You have commenced the revitalisation of the textile industry in conjunction with China with plans to open factories in Katsina, Kano, Abia and Lagos. How long will this process take?

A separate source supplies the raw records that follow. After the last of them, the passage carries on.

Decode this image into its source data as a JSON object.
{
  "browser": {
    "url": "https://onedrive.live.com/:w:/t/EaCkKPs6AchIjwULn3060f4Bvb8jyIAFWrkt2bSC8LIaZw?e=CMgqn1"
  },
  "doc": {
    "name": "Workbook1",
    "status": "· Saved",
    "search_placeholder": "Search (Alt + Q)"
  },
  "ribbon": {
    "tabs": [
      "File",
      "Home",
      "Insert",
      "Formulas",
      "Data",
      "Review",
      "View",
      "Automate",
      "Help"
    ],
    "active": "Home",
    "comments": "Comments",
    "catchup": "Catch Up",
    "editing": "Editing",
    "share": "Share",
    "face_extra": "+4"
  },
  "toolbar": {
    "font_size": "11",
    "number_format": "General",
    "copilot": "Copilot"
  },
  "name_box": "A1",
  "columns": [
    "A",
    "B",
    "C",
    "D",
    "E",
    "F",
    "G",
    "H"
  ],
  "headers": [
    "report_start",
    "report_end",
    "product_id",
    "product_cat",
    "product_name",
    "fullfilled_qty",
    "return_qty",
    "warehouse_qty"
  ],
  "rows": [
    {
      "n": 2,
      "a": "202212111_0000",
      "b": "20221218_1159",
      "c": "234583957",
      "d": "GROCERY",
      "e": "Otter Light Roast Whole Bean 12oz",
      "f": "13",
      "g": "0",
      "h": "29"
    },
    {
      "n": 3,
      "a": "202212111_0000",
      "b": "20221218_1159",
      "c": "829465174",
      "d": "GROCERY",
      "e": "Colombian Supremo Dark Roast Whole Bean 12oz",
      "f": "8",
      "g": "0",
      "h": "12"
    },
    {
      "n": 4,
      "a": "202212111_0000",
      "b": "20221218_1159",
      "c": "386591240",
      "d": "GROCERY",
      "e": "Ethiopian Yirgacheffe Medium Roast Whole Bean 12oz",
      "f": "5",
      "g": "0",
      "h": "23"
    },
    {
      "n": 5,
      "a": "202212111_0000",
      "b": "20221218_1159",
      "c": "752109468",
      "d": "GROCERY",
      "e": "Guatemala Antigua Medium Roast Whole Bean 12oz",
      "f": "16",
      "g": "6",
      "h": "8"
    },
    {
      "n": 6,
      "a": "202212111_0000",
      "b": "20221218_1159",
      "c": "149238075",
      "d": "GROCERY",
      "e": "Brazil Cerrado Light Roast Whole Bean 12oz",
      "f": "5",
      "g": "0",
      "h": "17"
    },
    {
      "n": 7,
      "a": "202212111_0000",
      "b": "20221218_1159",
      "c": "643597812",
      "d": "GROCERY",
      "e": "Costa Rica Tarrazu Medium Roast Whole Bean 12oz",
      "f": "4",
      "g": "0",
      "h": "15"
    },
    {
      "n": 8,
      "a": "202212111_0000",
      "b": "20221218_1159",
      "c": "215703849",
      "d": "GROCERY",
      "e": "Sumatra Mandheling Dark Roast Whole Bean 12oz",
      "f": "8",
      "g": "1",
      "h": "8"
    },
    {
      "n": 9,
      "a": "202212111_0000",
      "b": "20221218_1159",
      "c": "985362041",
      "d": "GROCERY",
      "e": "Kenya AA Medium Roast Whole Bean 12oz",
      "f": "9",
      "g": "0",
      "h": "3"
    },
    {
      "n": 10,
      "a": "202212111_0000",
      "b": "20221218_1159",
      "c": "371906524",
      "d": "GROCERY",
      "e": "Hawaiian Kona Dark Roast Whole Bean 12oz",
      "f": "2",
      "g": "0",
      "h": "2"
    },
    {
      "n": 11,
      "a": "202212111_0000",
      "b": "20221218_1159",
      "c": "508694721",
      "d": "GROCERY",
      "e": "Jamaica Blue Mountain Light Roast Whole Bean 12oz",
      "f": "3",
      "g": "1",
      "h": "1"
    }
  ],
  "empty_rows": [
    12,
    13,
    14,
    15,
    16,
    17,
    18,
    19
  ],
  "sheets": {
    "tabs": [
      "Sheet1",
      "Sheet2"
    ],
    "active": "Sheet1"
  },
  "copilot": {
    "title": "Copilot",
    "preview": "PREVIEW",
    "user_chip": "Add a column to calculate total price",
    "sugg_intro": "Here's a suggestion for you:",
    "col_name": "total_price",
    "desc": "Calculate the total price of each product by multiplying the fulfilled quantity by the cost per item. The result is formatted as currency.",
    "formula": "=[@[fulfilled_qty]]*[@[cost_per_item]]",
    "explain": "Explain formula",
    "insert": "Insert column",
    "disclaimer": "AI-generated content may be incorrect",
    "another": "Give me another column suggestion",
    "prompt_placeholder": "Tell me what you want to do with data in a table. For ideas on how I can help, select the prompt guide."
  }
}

We are doing a lot to revamp our industries where Nigeria historically had a comparative and competitive advantage and textile, garment, being examples. So what we are doing is creating the industrial infrastructure which is what led to the sector basically becoming moribund. We plan to do it in all the six geo-political zones and ultimately in all the states. But Kano, Katsina, Lagos, Abia states are examples of where we are hoping that as we revamp the industrial parks and the special economic zones there, what you would then have is that investors would come in and by investing, we would have this textile sector coming back in a very big , robust and much more competitive way. We are doing this in partnership with the private sector like the Real Group from South Africa and Vlisco, which is a group that is also looking to come and invest in a significant way in the cotton, textile and garment sectors and there are also many players looking at it. This is a model we intend to adopt across board. We want to do the same thing for agric processing, petrochemical and downstream, auto sector and all the other sectors where we have the raw materials and process them here rather than exporting raw materials and importing finished goods. The real group is bringing in $2 billion into the country. That’s some kind of positivity.